┌────────
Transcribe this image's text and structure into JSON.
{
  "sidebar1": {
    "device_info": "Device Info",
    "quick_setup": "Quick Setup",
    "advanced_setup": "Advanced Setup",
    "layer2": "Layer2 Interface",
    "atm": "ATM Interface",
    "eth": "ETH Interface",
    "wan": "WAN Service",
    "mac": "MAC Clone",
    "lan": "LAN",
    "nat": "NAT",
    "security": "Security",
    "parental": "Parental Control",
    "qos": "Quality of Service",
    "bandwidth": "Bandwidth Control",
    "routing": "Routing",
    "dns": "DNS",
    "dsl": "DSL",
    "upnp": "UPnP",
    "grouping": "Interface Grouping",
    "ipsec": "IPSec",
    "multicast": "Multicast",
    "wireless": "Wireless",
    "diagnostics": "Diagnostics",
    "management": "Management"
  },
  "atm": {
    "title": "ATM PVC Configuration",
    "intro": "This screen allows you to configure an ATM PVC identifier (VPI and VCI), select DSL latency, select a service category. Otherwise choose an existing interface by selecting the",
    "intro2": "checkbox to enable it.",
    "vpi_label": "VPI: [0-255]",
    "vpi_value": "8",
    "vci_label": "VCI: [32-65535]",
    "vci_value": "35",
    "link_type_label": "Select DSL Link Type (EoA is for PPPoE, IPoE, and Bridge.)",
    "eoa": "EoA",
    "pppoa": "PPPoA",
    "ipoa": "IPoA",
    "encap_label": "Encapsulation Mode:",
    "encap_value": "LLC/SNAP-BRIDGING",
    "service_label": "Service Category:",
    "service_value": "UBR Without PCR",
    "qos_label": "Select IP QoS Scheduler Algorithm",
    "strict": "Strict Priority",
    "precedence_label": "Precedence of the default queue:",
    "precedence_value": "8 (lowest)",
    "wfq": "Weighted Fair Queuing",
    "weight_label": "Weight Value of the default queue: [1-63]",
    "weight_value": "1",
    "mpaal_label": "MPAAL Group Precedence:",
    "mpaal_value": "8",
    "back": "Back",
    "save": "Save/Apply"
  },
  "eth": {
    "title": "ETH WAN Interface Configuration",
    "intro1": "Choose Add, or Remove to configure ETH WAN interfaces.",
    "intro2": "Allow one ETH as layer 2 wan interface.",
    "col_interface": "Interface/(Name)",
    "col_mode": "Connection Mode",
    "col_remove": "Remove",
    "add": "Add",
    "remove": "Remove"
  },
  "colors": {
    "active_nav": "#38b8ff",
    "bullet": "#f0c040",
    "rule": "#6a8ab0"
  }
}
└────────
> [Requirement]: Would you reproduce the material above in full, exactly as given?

> [Response to this exercise]:
Transcribe this image's text and structure into JSON.
{
  "sidebar1": {
    "device_info": "Device Info",
    "quick_setup": "Quick Setup",
    "advanced_setup": "Advanced Setup",
    "layer2": "Layer2 Interface",
    "atm": "ATM Interface",
    "eth": "ETH Interface",
    "wan": "WAN Service",
    "mac": "MAC Clone",
    "lan": "LAN",
    "nat": "NAT",
    "security": "Security",
    "parental": "Parental Control",
    "qos": "Quality of Service",
    "bandwidth": "Bandwidth Control",
    "routing": "Routing",
    "dns": "DNS",
    "dsl": "DSL",
    "upnp": "UPnP",
    "grouping": "Interface Grouping",
    "ipsec": "IPSec",
    "multicast": "Multicast",
    "wireless": "Wireless",
    "diagnostics": "Diagnostics",
    "management": "Management"
  },
  "atm": {
    "title": "ATM PVC Configuration",
    "intro": "This screen allows you to configure an ATM PVC identifier (VPI and VCI), select DSL latency, select a service category. Otherwise choose an existing interface by selecting the",
    "intro2": "checkbox to enable it.",
    "vpi_label": "VPI: [0-255]",
    "vpi_value": "8",
    "vci_label": "VCI: [32-65535]",
    "vci_value": "35",
    "link_type_label": "Select DSL Link Type (EoA is for PPPoE, IPoE, and Bridge.)",
    "eoa": "EoA",
    "pppoa": "PPPoA",
    "ipoa": "IPoA",
    "encap_label": "Encapsulation Mode:",
    "encap_value": "LLC/SNAP-BRIDGING",
    "service_label": "Service Category:",
    "service_value": "UBR Without PCR",
    "qos_label": "Select IP QoS Scheduler Algorithm",
    "strict": "Strict Priority",
    "precedence_label": "Precedence of the default queue:",
    "precedence_value": "8 (lowest)",
    "wfq": "Weighted Fair Queuing",
    "weight_label": "Weight Value of the default queue: [1-63]",
    "weight_value": "1",
    "mpaal_label": "MPAAL Group Precedence:",
    "mpaal_value": "8",
    "back": "Back",
    "save": "Save/Apply"
  },
  "eth": {
    "title": "ETH WAN Interface Configuration",
    "intro1": "Choose Add, or Remove to configure ETH WAN interfaces.",
    "intro2": "Allow one ETH as layer 2 wan interface.",
    "col_interface": "Interface/(Name)",
    "col_mode": "Connection Mode",
    "col_remove": "Remove",
    "add": "Add",
    "remove": "Remove"
  },
  "colors": {
    "active_nav": "#38b8ff",
    "bullet": "#f0c040",
    "rule": "#6a8ab0"
  }
}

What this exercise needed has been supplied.